▶ _What needs to be done_: Please work out how many lines in the data below contain "message", and reply with that number alone.

▶ _Data to use_:
···

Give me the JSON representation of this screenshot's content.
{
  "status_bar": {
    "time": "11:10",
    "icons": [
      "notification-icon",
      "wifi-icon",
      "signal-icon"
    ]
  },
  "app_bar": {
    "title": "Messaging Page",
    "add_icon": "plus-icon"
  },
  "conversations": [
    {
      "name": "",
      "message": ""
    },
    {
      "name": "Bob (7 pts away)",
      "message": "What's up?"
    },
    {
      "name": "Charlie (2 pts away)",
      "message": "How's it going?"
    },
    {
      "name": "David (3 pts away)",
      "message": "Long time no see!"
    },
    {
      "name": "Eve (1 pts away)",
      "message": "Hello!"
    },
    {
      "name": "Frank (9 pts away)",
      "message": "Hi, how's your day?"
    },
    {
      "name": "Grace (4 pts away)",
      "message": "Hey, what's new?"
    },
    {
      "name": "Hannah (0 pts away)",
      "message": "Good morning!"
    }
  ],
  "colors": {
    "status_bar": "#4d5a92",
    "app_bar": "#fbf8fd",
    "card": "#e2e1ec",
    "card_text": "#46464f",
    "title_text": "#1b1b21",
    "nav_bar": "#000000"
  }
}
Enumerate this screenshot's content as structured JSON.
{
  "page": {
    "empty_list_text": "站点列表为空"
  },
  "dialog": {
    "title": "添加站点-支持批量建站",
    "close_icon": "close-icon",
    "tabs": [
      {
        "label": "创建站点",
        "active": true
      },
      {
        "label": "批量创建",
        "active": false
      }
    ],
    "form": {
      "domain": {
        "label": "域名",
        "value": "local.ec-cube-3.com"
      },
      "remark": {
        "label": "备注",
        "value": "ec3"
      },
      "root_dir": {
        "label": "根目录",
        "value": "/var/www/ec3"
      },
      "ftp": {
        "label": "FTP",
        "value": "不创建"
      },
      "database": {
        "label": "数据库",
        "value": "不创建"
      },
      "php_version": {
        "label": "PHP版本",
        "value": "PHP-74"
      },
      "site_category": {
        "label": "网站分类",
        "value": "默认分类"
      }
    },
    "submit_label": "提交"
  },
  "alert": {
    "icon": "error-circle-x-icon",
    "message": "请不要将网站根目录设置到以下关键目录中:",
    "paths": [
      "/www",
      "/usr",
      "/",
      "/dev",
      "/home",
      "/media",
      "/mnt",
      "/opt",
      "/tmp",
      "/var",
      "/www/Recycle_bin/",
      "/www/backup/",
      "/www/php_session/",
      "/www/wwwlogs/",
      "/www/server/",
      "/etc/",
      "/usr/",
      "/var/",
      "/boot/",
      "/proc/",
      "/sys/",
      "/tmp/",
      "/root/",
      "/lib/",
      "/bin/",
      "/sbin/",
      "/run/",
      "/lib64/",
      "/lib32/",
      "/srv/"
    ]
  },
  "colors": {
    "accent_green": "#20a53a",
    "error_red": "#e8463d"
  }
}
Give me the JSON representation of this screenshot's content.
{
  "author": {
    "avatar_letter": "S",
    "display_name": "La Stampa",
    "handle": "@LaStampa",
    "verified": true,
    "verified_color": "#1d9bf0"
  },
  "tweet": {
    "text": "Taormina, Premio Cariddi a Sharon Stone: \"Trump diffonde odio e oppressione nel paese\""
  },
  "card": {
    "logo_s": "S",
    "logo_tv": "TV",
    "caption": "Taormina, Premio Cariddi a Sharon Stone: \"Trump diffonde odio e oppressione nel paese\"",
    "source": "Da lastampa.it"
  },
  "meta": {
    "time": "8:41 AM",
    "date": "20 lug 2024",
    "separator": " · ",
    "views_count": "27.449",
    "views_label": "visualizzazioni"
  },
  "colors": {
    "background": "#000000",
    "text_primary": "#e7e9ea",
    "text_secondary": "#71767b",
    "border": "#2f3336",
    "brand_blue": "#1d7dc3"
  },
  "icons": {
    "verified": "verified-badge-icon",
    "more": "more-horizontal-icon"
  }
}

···

▶ _Exercise answer_: 9